# [Problem details]
For the records below, give the number of lines containing the word "icon" and no other text.

# [Material provided]
-------------------------

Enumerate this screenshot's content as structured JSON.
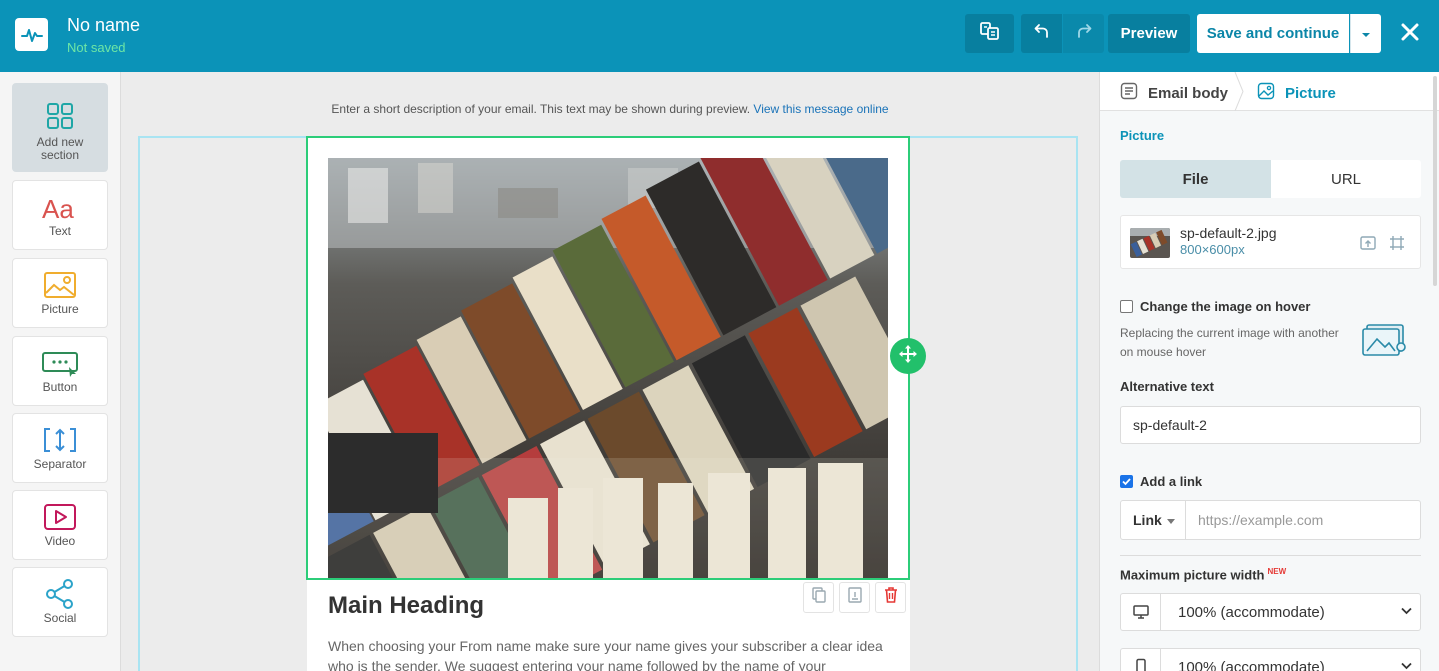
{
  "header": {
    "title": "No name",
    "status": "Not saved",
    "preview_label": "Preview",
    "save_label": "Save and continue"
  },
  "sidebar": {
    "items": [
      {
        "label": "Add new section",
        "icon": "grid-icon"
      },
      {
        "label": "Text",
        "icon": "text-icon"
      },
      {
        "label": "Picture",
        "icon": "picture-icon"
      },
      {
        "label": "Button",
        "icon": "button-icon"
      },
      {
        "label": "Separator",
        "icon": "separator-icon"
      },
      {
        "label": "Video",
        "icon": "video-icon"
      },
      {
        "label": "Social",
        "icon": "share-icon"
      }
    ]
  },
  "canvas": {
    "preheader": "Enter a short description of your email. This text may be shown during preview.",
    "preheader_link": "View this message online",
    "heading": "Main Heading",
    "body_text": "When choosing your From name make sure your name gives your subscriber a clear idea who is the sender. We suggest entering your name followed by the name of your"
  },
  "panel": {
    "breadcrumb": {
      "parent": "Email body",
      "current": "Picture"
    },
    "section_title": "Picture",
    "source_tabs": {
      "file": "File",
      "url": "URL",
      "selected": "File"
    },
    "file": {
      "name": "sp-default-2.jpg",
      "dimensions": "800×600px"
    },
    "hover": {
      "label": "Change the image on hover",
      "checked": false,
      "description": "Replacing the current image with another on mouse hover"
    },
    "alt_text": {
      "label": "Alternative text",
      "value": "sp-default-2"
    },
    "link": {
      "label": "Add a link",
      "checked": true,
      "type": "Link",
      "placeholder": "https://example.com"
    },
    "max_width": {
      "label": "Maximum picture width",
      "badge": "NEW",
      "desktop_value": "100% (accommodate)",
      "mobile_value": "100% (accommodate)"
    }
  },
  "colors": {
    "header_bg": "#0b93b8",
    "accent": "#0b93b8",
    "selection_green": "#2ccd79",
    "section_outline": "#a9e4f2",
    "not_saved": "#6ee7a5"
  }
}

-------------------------

# [Exercise solution]
7